Day 58: Hanoi-ying to Bangkok
The morning is mellow and melancholy. We pack up our few things and check out downstairs.
Nothing is open this early for breakfast, so like proper habitual humans we return to Hanoi Rocks to ingest chocolate sauce with a side of crepe. At this time I attempt to book a flight out of India, because apparently it’s necessary to show proof that you are exiting the country within your visa time frame, or you won’t be allowed in. Flo warned me of the frustrating experience he had when he went a couple months ago. He was forced to book a flight out of India at the airport as his plane was boarding, otherwise he wouldn’t be allowed on. How does one book a flight when one has no itinerary? I don’t know where I’ll be by the time my visa expires. I don’t even know where I’ll be next week! Thinking about this is giving me an eye twitch. I’ll put that task off until…later. I have an airport shuttle to catch.
Flo and I stroll along the city’s lake, talking about that time we met a stranger in a strange land and rode motorcycles across the country like time had lost its touch and fear had forgotten its own name. That time we were free.
The airport shuttle is idling.
Flo and I hug each other for ten full minutes. When I pull away, his eyelashes are all stuck together in tiny triangular clumps and when I get into the back of the vehicle I look at him through the tinted window and realize that this is that eternal changing moment that life is comprised of. Goodbyes–they become hellos, in some way. Like one form of energy morphing into another and another and on forever. And so that’s okay.
But even tough girls have to wear sunglasses inside sometimes. I try to focus on the driver who is raging through traffic as if all the passengers had personally offended him. At least I’m at the airport early, which, after whizzing through bag check like a champ, is redundant because my flight is delayed an hour.

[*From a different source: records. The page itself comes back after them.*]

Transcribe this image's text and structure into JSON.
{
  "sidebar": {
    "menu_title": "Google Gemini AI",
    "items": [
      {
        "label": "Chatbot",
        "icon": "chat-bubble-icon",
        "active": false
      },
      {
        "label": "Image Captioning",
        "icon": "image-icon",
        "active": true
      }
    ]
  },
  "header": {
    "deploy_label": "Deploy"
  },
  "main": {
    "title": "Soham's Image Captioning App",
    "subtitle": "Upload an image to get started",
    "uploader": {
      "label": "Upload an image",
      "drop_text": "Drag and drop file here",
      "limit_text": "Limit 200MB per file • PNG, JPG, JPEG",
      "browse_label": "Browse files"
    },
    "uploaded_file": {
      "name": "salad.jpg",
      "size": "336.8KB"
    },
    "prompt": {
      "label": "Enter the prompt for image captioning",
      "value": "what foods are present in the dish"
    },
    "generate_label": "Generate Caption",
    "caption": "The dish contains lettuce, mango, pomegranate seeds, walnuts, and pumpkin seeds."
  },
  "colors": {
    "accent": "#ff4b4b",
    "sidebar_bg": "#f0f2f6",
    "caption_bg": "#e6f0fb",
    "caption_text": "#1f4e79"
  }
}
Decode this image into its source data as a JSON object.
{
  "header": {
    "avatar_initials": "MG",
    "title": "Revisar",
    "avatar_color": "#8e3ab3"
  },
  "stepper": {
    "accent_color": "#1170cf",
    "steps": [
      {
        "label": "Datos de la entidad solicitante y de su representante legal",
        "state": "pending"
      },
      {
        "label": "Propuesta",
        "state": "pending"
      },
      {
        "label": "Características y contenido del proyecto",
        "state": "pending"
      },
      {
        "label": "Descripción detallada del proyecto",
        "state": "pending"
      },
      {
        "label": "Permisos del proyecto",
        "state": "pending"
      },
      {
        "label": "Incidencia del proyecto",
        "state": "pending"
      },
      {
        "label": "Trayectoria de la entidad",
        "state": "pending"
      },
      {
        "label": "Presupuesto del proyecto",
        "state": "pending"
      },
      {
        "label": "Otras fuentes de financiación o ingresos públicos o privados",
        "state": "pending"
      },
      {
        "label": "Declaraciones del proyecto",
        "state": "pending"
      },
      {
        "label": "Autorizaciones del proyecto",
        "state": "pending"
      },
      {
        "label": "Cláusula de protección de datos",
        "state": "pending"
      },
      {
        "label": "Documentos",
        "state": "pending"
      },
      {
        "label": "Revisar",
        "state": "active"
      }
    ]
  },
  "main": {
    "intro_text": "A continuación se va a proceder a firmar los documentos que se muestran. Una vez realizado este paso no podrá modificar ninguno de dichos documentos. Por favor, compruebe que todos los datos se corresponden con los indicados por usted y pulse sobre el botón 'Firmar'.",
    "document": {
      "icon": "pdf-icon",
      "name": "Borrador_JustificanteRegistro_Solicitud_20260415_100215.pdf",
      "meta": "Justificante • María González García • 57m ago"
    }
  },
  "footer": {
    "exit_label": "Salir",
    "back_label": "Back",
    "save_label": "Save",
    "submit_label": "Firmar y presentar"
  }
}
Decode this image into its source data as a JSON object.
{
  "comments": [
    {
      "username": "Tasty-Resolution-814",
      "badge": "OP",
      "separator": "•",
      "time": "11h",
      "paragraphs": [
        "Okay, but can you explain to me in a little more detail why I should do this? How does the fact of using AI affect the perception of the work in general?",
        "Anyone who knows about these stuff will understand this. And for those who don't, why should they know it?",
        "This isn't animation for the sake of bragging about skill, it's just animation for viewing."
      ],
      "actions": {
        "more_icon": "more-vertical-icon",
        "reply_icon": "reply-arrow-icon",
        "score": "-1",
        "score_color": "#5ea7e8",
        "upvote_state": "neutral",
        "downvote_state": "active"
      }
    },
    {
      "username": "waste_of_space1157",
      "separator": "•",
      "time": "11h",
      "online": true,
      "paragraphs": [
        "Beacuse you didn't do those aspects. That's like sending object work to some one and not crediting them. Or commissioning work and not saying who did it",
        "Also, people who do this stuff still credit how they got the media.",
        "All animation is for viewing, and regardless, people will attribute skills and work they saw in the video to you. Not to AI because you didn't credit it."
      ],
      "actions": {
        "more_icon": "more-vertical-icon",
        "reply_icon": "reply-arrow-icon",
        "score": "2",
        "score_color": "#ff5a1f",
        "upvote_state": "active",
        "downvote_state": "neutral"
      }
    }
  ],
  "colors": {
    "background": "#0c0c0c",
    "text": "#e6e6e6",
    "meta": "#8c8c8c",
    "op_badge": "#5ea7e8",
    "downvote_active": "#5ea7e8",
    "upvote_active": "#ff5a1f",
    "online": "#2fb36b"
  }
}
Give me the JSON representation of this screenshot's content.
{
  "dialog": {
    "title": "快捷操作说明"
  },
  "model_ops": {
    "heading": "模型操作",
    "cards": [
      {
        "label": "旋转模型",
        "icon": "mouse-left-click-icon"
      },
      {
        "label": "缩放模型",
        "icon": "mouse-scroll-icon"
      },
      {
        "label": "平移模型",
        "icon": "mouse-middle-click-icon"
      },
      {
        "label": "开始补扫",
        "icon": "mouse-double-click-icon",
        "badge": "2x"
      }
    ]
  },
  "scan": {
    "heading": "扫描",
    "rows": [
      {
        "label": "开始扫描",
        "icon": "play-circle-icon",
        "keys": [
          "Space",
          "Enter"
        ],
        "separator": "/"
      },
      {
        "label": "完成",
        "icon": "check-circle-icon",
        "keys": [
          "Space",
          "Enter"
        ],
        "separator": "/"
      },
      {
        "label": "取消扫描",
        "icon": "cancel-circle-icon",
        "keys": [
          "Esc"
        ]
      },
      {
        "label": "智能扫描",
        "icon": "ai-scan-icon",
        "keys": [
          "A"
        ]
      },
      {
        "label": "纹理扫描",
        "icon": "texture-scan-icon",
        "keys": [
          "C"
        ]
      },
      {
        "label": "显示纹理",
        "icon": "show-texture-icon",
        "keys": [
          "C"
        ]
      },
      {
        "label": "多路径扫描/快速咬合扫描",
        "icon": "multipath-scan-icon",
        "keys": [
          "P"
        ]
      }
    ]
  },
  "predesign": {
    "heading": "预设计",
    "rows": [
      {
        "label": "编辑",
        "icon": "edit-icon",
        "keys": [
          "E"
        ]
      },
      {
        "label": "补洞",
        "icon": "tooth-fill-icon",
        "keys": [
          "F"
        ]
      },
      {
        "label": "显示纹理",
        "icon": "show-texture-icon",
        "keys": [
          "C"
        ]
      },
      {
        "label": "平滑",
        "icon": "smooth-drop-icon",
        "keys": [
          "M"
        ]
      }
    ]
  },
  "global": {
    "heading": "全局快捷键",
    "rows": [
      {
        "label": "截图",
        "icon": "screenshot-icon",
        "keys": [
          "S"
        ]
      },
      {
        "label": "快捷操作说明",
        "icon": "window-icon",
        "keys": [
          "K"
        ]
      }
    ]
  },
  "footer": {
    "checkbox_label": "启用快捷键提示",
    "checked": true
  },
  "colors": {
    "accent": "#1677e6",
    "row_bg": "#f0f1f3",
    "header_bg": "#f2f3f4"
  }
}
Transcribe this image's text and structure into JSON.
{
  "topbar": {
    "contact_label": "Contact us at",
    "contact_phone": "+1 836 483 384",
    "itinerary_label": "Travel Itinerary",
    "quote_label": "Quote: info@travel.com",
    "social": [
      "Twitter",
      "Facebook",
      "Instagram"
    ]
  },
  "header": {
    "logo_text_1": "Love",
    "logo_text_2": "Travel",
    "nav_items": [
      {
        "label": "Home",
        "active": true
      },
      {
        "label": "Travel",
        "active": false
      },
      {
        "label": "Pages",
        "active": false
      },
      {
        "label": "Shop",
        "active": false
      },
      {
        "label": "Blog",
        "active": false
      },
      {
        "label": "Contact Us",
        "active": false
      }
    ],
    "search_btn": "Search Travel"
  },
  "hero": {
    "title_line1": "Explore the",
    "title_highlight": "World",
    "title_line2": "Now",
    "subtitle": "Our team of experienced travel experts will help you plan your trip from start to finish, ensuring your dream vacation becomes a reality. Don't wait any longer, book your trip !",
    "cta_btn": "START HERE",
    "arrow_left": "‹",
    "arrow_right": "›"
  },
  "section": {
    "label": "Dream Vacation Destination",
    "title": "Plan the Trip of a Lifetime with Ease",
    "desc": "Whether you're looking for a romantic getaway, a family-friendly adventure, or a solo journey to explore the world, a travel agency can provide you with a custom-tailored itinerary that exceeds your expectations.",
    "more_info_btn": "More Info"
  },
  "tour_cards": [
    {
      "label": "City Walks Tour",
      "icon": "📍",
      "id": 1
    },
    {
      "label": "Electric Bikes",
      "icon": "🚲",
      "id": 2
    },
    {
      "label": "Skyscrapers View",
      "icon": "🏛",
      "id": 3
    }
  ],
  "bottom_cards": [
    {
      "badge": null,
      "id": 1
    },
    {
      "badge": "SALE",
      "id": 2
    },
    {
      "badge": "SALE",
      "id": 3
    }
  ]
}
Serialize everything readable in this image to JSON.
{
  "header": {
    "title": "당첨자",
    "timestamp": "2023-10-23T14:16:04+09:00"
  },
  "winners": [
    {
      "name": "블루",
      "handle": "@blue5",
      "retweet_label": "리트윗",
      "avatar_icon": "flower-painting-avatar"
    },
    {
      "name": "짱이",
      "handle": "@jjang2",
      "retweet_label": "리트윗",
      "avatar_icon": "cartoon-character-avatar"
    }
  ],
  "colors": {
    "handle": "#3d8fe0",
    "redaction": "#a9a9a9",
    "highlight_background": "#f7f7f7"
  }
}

Then, through a smaller, thicker window-pane, I say goodbye again. Bye-bye, Vietnam. I’m not unscathed, but neither are you.
An hour and a half later I say hello to hot, sticky Bangkok. I hike through the airport to the metro and stand in line, then realize my connecting flight departs in fifteen hours. I step out of line–no one would ever take me seriously as a thrifty traveler if I didn’t sleep on an airport bench. I sit on the grass outside as the sun sets, sipping some sugary green tea drink and eating salad from a bag. A lot of time is spent walking from the food court to an outlet to charge my phone and back again. I want to figure out if it’s necessary to book a flight out of India, but the airline office is closed until morning. Also, my credit card expires in a month, but after a phone call with the bank, it turns out it’s not possible to send a new one abroad. Sublime.
So I chat to Flo over the internet and go back to the food court to eat chicken, then, exhausted, to the second floor in search of bed. Between the back of a large sign and the glass banister of an escalator, I lay down on the floor and close my eyes. Tick, tick. Nothing happens. It’s 3am. Tick.
The only thing open at this hour is a coffee shop, so I grab a cup and hit the internet. How do you book trains in India? Maybe I should book accommodation in Delhi. Will I need a SIM card? My bloodshot eyes nearly fall out of my head and my stomach is grumbling again. After scarfing a 4am plate of chicken and rice on my third visit to the food court (seriously, my daily food budget is SHOT), I grab a bag of Oreos and cozy up on a row of airport seats. My alarm is set for thirty minutes from now. I shut my eyes and this time, something happens.